◆ **Task to complete**
In which lines of the data does the string "icon" appear? Copy every one.

◆ **The data**
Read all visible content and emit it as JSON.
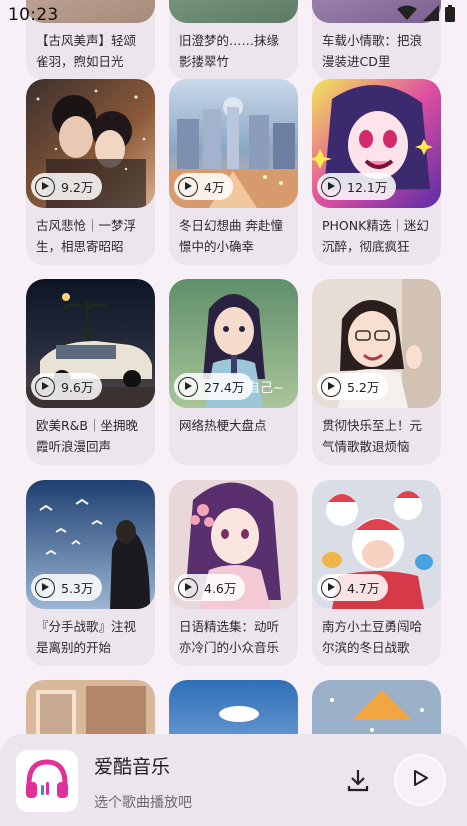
{
  "status_bar": {
    "time": "10:23"
  },
  "top_partial": [
    {
      "title": "【古风美声】轻颂雀羽，煦如日光"
    },
    {
      "title": "旧澄梦的……抹缘影搂翠竹"
    },
    {
      "title": "车载小情歌：把浪漫装进CD里"
    }
  ],
  "rows": [
    [
      {
        "play_count": "9.2万",
        "title": "古风悲怆｜一梦浮生，相思寄昭昭"
      },
      {
        "play_count": "4万",
        "title": "冬日幻想曲 奔赴憧憬中的小确幸"
      },
      {
        "play_count": "12.1万",
        "title": "PHONK精选｜迷幻沉醉，彻底疯狂"
      }
    ],
    [
      {
        "play_count": "9.6万",
        "title": "欧美R&B｜坐拥晚霞听浪漫回声"
      },
      {
        "play_count": "27.4万",
        "title": "网络热梗大盘点"
      },
      {
        "play_count": "5.2万",
        "title": "贯彻快乐至上！元气情歌散退烦恼"
      }
    ],
    [
      {
        "play_count": "5.3万",
        "title": "『分手战歌』注视是离别的开始"
      },
      {
        "play_count": "4.6万",
        "title": "日语精选集：动听亦冷门的小众音乐"
      },
      {
        "play_count": "4.7万",
        "title": "南方小土豆勇闯哈尔滨的冬日战歌"
      }
    ]
  ],
  "cover_overlay_text": "自己~",
  "mini_player": {
    "app_name": "爱酷音乐",
    "subtitle": "选个歌曲播放吧",
    "logo_icon": "headphones-icon",
    "download_icon": "download-icon",
    "play_icon": "play-icon"
  },
  "colors": {
    "background": "#f7f1f7",
    "card": "#ece5ee",
    "accent": "#e0309a"
  }
}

◆ **Your response**
    "logo_icon": "headphones-icon",
    "download_icon": "download-icon",
    "play_icon": "play-icon"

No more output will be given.